Work order
Restate each record below word for word, skipping images.

[Website and app data records]
================================

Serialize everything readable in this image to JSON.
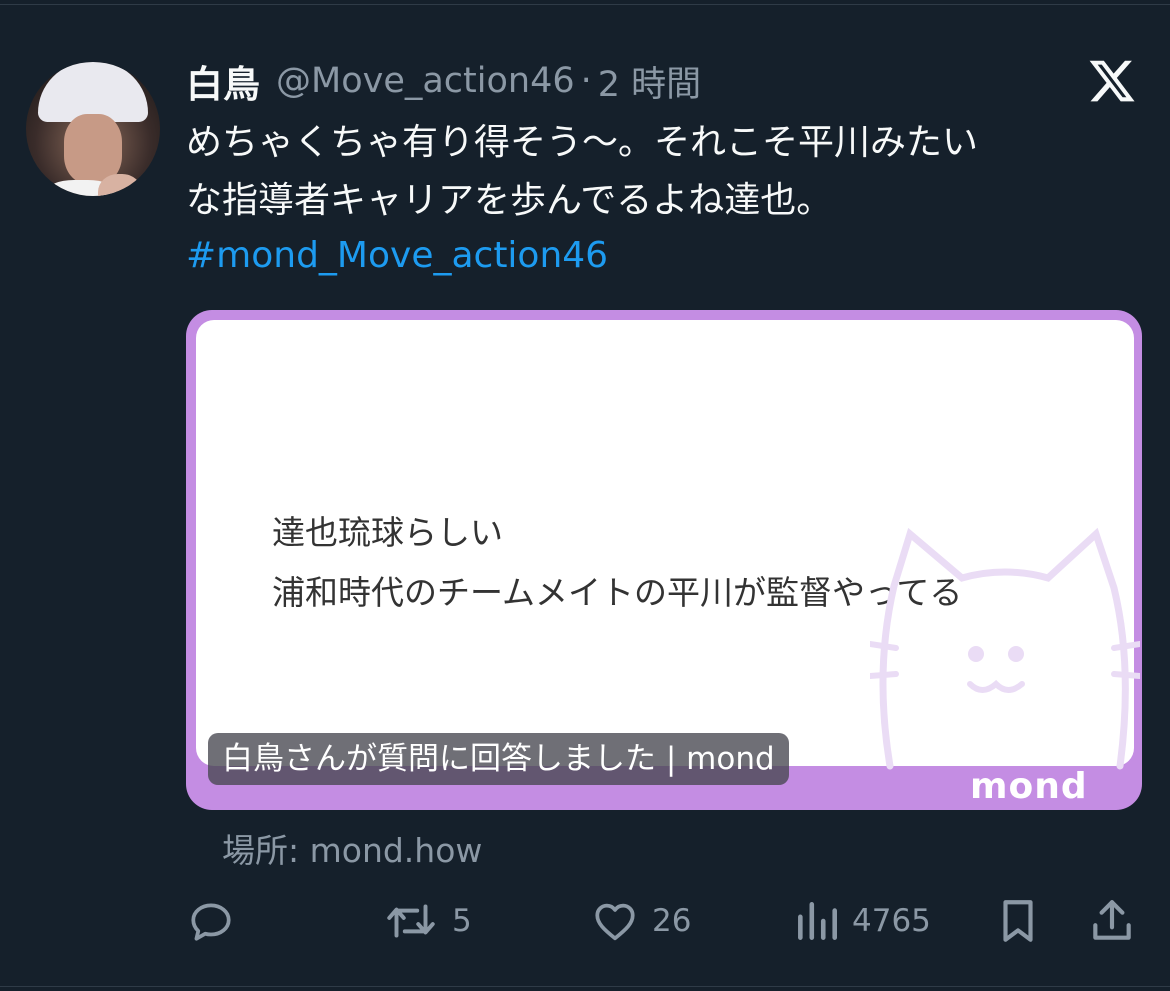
{
  "tweet": {
    "display_name": "白鳥",
    "handle": "@Move_action46",
    "separator": "·",
    "time": "2 時間",
    "text": "めちゃくちゃ有り得そう〜。それこそ平川みたい\nな指導者キャリアを歩んでるよね達也。",
    "hashtag": "#mond_Move_action46"
  },
  "card": {
    "line1": "達也琉球らしい",
    "line2": "浦和時代のチームメイトの平川が監督やってる",
    "caption": "白鳥さんが質問に回答しました | mond",
    "brand": "mond",
    "bg_color": "#c48de3"
  },
  "source": "場所: mond.how",
  "actions": {
    "reply_icon": "reply-icon",
    "retweet_icon": "retweet-icon",
    "retweet_count": "5",
    "like_icon": "heart-icon",
    "like_count": "26",
    "views_icon": "views-icon",
    "views_count": "4765",
    "bookmark_icon": "bookmark-icon",
    "share_icon": "share-icon"
  },
  "colors": {
    "background": "#15202b",
    "hashtag": "#1d9bf0",
    "muted": "#8b98a5"
  }
}
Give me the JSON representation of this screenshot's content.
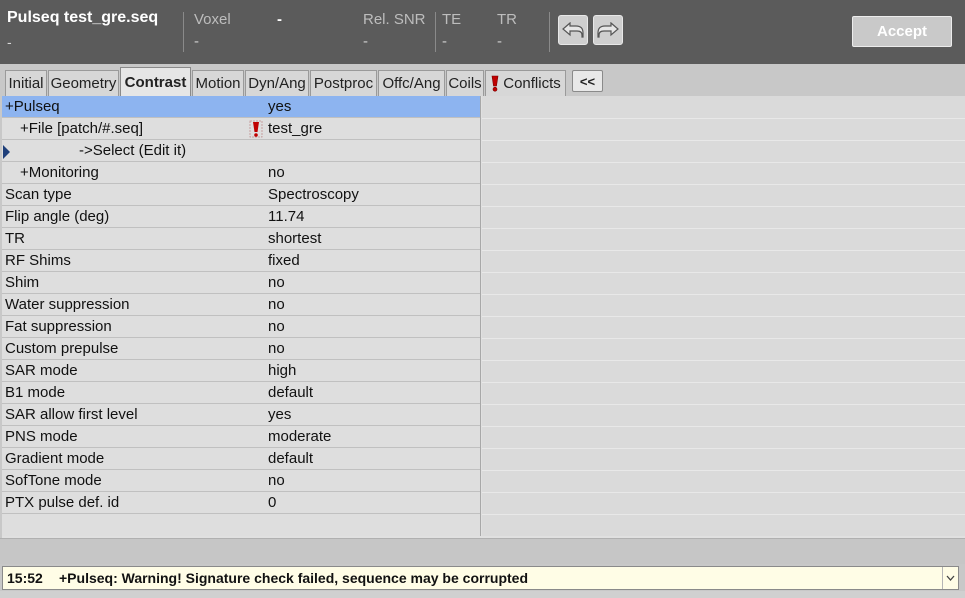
{
  "header": {
    "title": "Pulseq test_gre.seq",
    "title_sub": "-",
    "voxel_label": "Voxel",
    "voxel_value": "-",
    "voxel_sub": "-",
    "snr_label": "Rel. SNR",
    "snr_sub": "-",
    "te_label": "TE",
    "te_sub": "-",
    "tr_label": "TR",
    "tr_sub": "-",
    "undo_icon": "undo-arrow-icon",
    "redo_icon": "redo-arrow-icon",
    "accept_label": "Accept"
  },
  "tabs": [
    {
      "label": "Initial",
      "active": false
    },
    {
      "label": "Geometry",
      "active": false
    },
    {
      "label": "Contrast",
      "active": true
    },
    {
      "label": "Motion",
      "active": false
    },
    {
      "label": "Dyn/Ang",
      "active": false
    },
    {
      "label": "Postproc",
      "active": false
    },
    {
      "label": "Offc/Ang",
      "active": false
    },
    {
      "label": "Coils",
      "active": false
    },
    {
      "label": "Conflicts",
      "active": false,
      "icon": "warning-icon"
    }
  ],
  "collapse_label": "<<",
  "params": [
    {
      "label": "+Pulseq",
      "value": "yes"
    },
    {
      "label": "+File [patch/#.seq]",
      "value": "test_gre"
    },
    {
      "label": "->Select (Edit it)",
      "value": ""
    },
    {
      "label": "+Monitoring",
      "value": "no"
    },
    {
      "label": "Scan type",
      "value": "Spectroscopy"
    },
    {
      "label": "Flip angle (deg)",
      "value": "11.74"
    },
    {
      "label": "TR",
      "value": "shortest"
    },
    {
      "label": "RF Shims",
      "value": "fixed"
    },
    {
      "label": "Shim",
      "value": "no"
    },
    {
      "label": "Water suppression",
      "value": "no"
    },
    {
      "label": "Fat suppression",
      "value": "no"
    },
    {
      "label": "Custom prepulse",
      "value": "no"
    },
    {
      "label": "SAR mode",
      "value": "high"
    },
    {
      "label": "B1 mode",
      "value": "default"
    },
    {
      "label": "SAR allow first level",
      "value": "yes"
    },
    {
      "label": "PNS mode",
      "value": "moderate"
    },
    {
      "label": "Gradient mode",
      "value": "default"
    },
    {
      "label": "SofTone mode",
      "value": "no"
    },
    {
      "label": "PTX pulse def. id",
      "value": "0"
    }
  ],
  "status": {
    "time": "15:52",
    "message": "+Pulseq: Warning! Signature check failed, sequence may be corrupted"
  },
  "colors": {
    "header_bg": "#5b5b5b",
    "selected_row": "#8db4f0",
    "warning": "#c00000",
    "status_bg": "#fffde6"
  }
}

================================

Answer section
Serialize everything readable in this image to JSON.
{
  "tweet": {
    "display_name": "白鳥",
    "handle": "@Move_action46",
    "separator": "·",
    "time": "2 時間",
    "text": "めちゃくちゃ有り得そう〜。それこそ平川みたい\nな指導者キャリアを歩んでるよね達也。",
    "hashtag": "#mond_Move_action46"
  },
  "card": {
    "line1": "達也琉球らしい",
    "line2": "浦和時代のチームメイトの平川が監督やってる",
    "caption": "白鳥さんが質問に回答しました | mond",
    "brand": "mond",
    "bg_color": "#c48de3"
  },
  "source": "場所: mond.how",
  "actions": {
    "reply_icon": "reply-icon",
    "retweet_icon": "retweet-icon",
    "retweet_count": "5",
    "like_icon": "heart-icon",
    "like_count": "26",
    "views_icon": "views-icon",
    "views_count": "4765",
    "bookmark_icon": "bookmark-icon",
    "share_icon": "share-icon"
  },
  "colors": {
    "background": "#15202b",
    "hashtag": "#1d9bf0",
    "muted": "#8b98a5"
  }
}
Give me the JSON representation of this screenshot's content.
{
  "header": {
    "title": "Pulseq test_gre.seq",
    "title_sub": "-",
    "voxel_label": "Voxel",
    "voxel_value": "-",
    "voxel_sub": "-",
    "snr_label": "Rel. SNR",
    "snr_sub": "-",
    "te_label": "TE",
    "te_sub": "-",
    "tr_label": "TR",
    "tr_sub": "-",
    "undo_icon": "undo-arrow-icon",
    "redo_icon": "redo-arrow-icon",
    "accept_label": "Accept"
  },
  "tabs": [
    {
      "label": "Initial",
      "active": false
    },
    {
      "label": "Geometry",
      "active": false
    },
    {
      "label": "Contrast",
      "active": true
    },
    {
      "label": "Motion",
      "active": false
    },
    {
      "label": "Dyn/Ang",
      "active": false
    },
    {
      "label": "Postproc",
      "active": false
    },
    {
      "label": "Offc/Ang",
      "active": false
    },
    {
      "label": "Coils",
      "active": false
    },
    {
      "label": "Conflicts",
      "active": false,
      "icon": "warning-icon"
    }
  ],
  "collapse_label": "<<",
  "params": [
    {
      "label": "+Pulseq",
      "value": "yes"
    },
    {
      "label": "+File [patch/#.seq]",
      "value": "test_gre"
    },
    {
      "label": "->Select (Edit it)",
      "value": ""
    },
    {
      "label": "+Monitoring",
      "value": "no"
    },
    {
      "label": "Scan type",
      "value": "Spectroscopy"
    },
    {
      "label": "Flip angle (deg)",
      "value": "11.74"
    },
    {
      "label": "TR",
      "value": "shortest"
    },
    {
      "label": "RF Shims",
      "value": "fixed"
    },
    {
      "label": "Shim",
      "value": "no"
    },
    {
      "label": "Water suppression",
      "value": "no"
    },
    {
      "label": "Fat suppression",
      "value": "no"
    },
    {
      "label": "Custom prepulse",
      "value": "no"
    },
    {
      "label": "SAR mode",
      "value": "high"
    },
    {
      "label": "B1 mode",
      "value": "default"
    },
    {
      "label": "SAR allow first level",
      "value": "yes"
    },
    {
      "label": "PNS mode",
      "value": "moderate"
    },
    {
      "label": "Gradient mode",
      "value": "default"
    },
    {
      "label": "SofTone mode",
      "value": "no"
    },
    {
      "label": "PTX pulse def. id",
      "value": "0"
    }
  ],
  "status": {
    "time": "15:52",
    "message": "+Pulseq: Warning! Signature check failed, sequence may be corrupted"
  },
  "colors": {
    "header_bg": "#5b5b5b",
    "selected_row": "#8db4f0",
    "warning": "#c00000",
    "status_bg": "#fffde6"
  }
}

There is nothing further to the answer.